The Core’s sole purpose is around education, with several floors of interactive exhibits; enabled so you can see the floors whilst on other floors! Aside from what’s in The Core, the building itself is an eco-masterpiece thanks to the use of recycled content in the floors and walls, solar panels installed in the sunflower-themed roof, and water-saving measures in place in the kitchen and toilets. Even the chairs in the cafe are made from bamboo.
Although The Core was built in 2005, it was redesigned in 2017/2018 and re-opened with an Exhibitions Gallery, the Core Cafe, a fully interactive Laboratory, and two small play areas, whilst also keeping the original favourites such as Seed. There’s also regular guest exhibitions and art installations. A main feature for The Core, which will now remain as a permanent exhibit, is the Invisible Worlds exhibit; which introduces the interconnectedness between life and the Earth’s environments at different stages. Art most definitely meets science!
Our favourite piece was most definitely Infinity Blue which is this gigantic blue ceramic structure sitting at an impressive 8.5 meters tall (almost to the roof of The Core!) which is dedicated to cyanobacteria – the beginning of the production of oxygen.

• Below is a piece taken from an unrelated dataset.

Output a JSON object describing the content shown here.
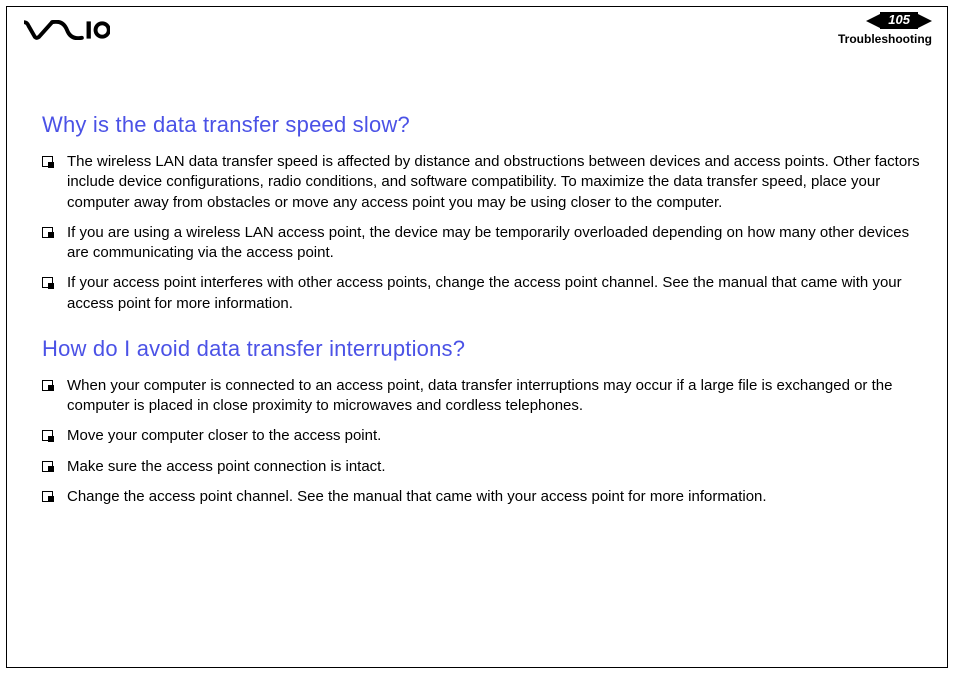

This incredibly interactive piece blows puffs of smoke in the shape of rings at random and slowly builds to a giant crescendo. The children who attended were immersed and it took us a good half an hour of watching T chase the smoke rings before we could pull him away. Plus, it was actually a really calming watch and got us thinking about a number of things.
Value for money?

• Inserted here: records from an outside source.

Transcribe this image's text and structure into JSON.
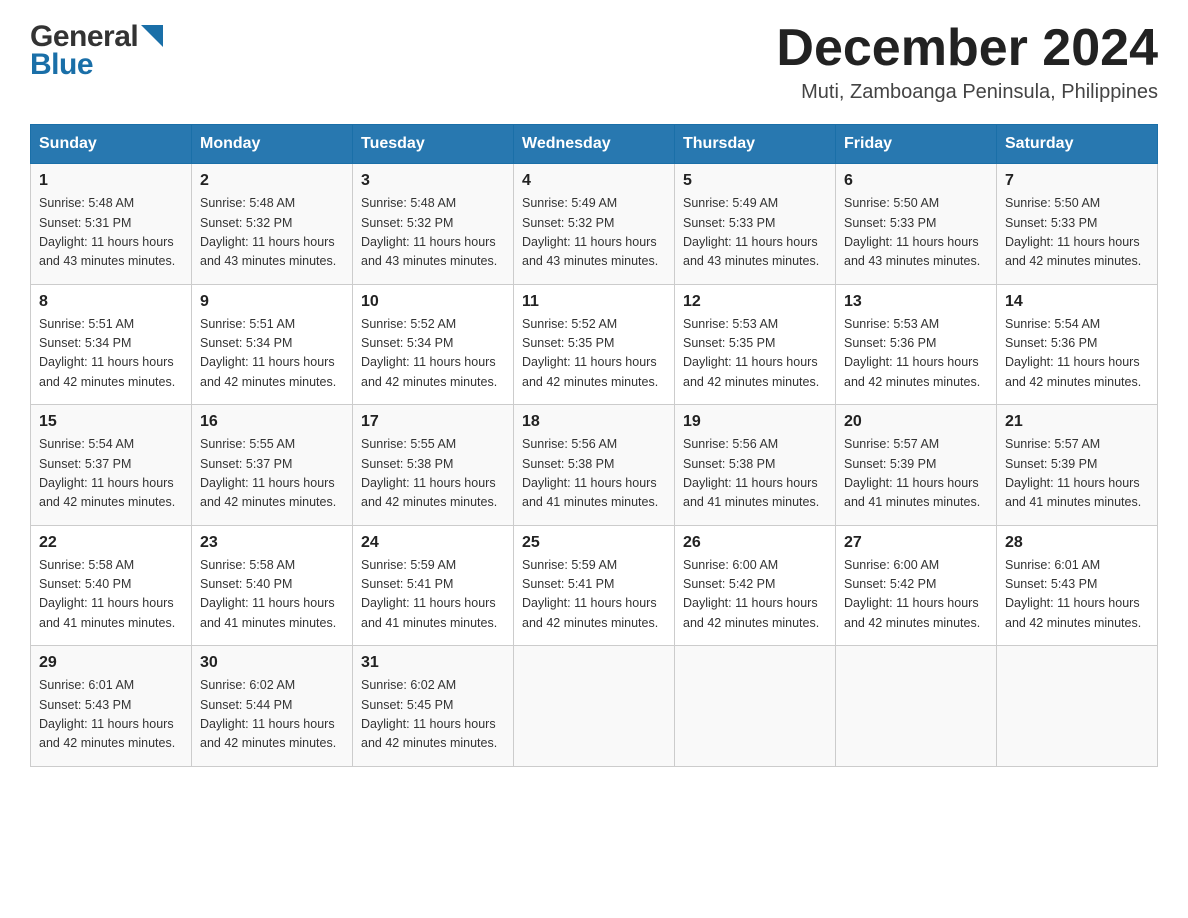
{
  "logo": {
    "general": "General",
    "blue": "Blue"
  },
  "title": {
    "month_year": "December 2024",
    "location": "Muti, Zamboanga Peninsula, Philippines"
  },
  "days_of_week": [
    "Sunday",
    "Monday",
    "Tuesday",
    "Wednesday",
    "Thursday",
    "Friday",
    "Saturday"
  ],
  "weeks": [
    [
      {
        "day": "1",
        "sunrise": "5:48 AM",
        "sunset": "5:31 PM",
        "daylight": "11 hours and 43 minutes."
      },
      {
        "day": "2",
        "sunrise": "5:48 AM",
        "sunset": "5:32 PM",
        "daylight": "11 hours and 43 minutes."
      },
      {
        "day": "3",
        "sunrise": "5:48 AM",
        "sunset": "5:32 PM",
        "daylight": "11 hours and 43 minutes."
      },
      {
        "day": "4",
        "sunrise": "5:49 AM",
        "sunset": "5:32 PM",
        "daylight": "11 hours and 43 minutes."
      },
      {
        "day": "5",
        "sunrise": "5:49 AM",
        "sunset": "5:33 PM",
        "daylight": "11 hours and 43 minutes."
      },
      {
        "day": "6",
        "sunrise": "5:50 AM",
        "sunset": "5:33 PM",
        "daylight": "11 hours and 43 minutes."
      },
      {
        "day": "7",
        "sunrise": "5:50 AM",
        "sunset": "5:33 PM",
        "daylight": "11 hours and 42 minutes."
      }
    ],
    [
      {
        "day": "8",
        "sunrise": "5:51 AM",
        "sunset": "5:34 PM",
        "daylight": "11 hours and 42 minutes."
      },
      {
        "day": "9",
        "sunrise": "5:51 AM",
        "sunset": "5:34 PM",
        "daylight": "11 hours and 42 minutes."
      },
      {
        "day": "10",
        "sunrise": "5:52 AM",
        "sunset": "5:34 PM",
        "daylight": "11 hours and 42 minutes."
      },
      {
        "day": "11",
        "sunrise": "5:52 AM",
        "sunset": "5:35 PM",
        "daylight": "11 hours and 42 minutes."
      },
      {
        "day": "12",
        "sunrise": "5:53 AM",
        "sunset": "5:35 PM",
        "daylight": "11 hours and 42 minutes."
      },
      {
        "day": "13",
        "sunrise": "5:53 AM",
        "sunset": "5:36 PM",
        "daylight": "11 hours and 42 minutes."
      },
      {
        "day": "14",
        "sunrise": "5:54 AM",
        "sunset": "5:36 PM",
        "daylight": "11 hours and 42 minutes."
      }
    ],
    [
      {
        "day": "15",
        "sunrise": "5:54 AM",
        "sunset": "5:37 PM",
        "daylight": "11 hours and 42 minutes."
      },
      {
        "day": "16",
        "sunrise": "5:55 AM",
        "sunset": "5:37 PM",
        "daylight": "11 hours and 42 minutes."
      },
      {
        "day": "17",
        "sunrise": "5:55 AM",
        "sunset": "5:38 PM",
        "daylight": "11 hours and 42 minutes."
      },
      {
        "day": "18",
        "sunrise": "5:56 AM",
        "sunset": "5:38 PM",
        "daylight": "11 hours and 41 minutes."
      },
      {
        "day": "19",
        "sunrise": "5:56 AM",
        "sunset": "5:38 PM",
        "daylight": "11 hours and 41 minutes."
      },
      {
        "day": "20",
        "sunrise": "5:57 AM",
        "sunset": "5:39 PM",
        "daylight": "11 hours and 41 minutes."
      },
      {
        "day": "21",
        "sunrise": "5:57 AM",
        "sunset": "5:39 PM",
        "daylight": "11 hours and 41 minutes."
      }
    ],
    [
      {
        "day": "22",
        "sunrise": "5:58 AM",
        "sunset": "5:40 PM",
        "daylight": "11 hours and 41 minutes."
      },
      {
        "day": "23",
        "sunrise": "5:58 AM",
        "sunset": "5:40 PM",
        "daylight": "11 hours and 41 minutes."
      },
      {
        "day": "24",
        "sunrise": "5:59 AM",
        "sunset": "5:41 PM",
        "daylight": "11 hours and 41 minutes."
      },
      {
        "day": "25",
        "sunrise": "5:59 AM",
        "sunset": "5:41 PM",
        "daylight": "11 hours and 42 minutes."
      },
      {
        "day": "26",
        "sunrise": "6:00 AM",
        "sunset": "5:42 PM",
        "daylight": "11 hours and 42 minutes."
      },
      {
        "day": "27",
        "sunrise": "6:00 AM",
        "sunset": "5:42 PM",
        "daylight": "11 hours and 42 minutes."
      },
      {
        "day": "28",
        "sunrise": "6:01 AM",
        "sunset": "5:43 PM",
        "daylight": "11 hours and 42 minutes."
      }
    ],
    [
      {
        "day": "29",
        "sunrise": "6:01 AM",
        "sunset": "5:43 PM",
        "daylight": "11 hours and 42 minutes."
      },
      {
        "day": "30",
        "sunrise": "6:02 AM",
        "sunset": "5:44 PM",
        "daylight": "11 hours and 42 minutes."
      },
      {
        "day": "31",
        "sunrise": "6:02 AM",
        "sunset": "5:45 PM",
        "daylight": "11 hours and 42 minutes."
      },
      null,
      null,
      null,
      null
    ]
  ],
  "labels": {
    "sunrise": "Sunrise:",
    "sunset": "Sunset:",
    "daylight": "Daylight:"
  }
}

We had an absolutely wonderful time at the Eden Project and cannot recommend it more – even just to say you’ve seen it! We arrived just after opening and stayed to almost closing time. T interacted with everything and was still talking about it a few days later. There is so much to see and do, and it had such a friendly and relaxing atmosphere. If we lived closer we absolutely would take out a yearly membership – although I’m not sure whether my wallet could handle regular visits to the gift shop.
Our visit was part of a review*, however if we were paying it would have cost us £85 for three adults (0-4 are free! 5-16 are £15), which I do appreciate sounds steep, but in comparison to attractions in London it is no different (Eden Project is actually almost the same cost as The Tower of London) and you’re putting towards something so vital, even more so now.
The Eden Project is much more than a visitor attraction; as a charity we provide unforgettable learning experiences to inspire future generations. Our community work ranges from a weekly lunch club tackling isolation amongst the elderly to The Big Lunch, connecting millions across the Commonwealth. And we’re involved in multiple conservation projects.
Your support through admission or Membership helps us to continue the work we do – thank you.
Looking at the price list, there are lots of deals you can take advantage of; such as booking in advance to save 10% or group savings if you’re a family (2 x adults, 2 x children). There are also discounts if you arrive on foot, bike, or public transport, as well as vouchers which can be found in a variety of tourist booklets. You can also use your Tesco vouchers!
With this in mind, I’m going to say that you absolutely get value for money as long as you’re not expecting a cheap day out! Obviously there are ways you can save money (bring re-usable cups and bottles for drinks, or a picnic for lunch) but if this wasn’t a review* trip we would have spent in the region of £120 (minus the gift shop – oops) which is no different to a day out at a London attraction or a theme park. I’d be happy to pay that based on what you’re investing in.
Have you been to the Eden Project? What did you think?
*We received complimentary tickets to the Eden Project in exchange for an honest review, however all thoughts, opinions, and imagery are our own.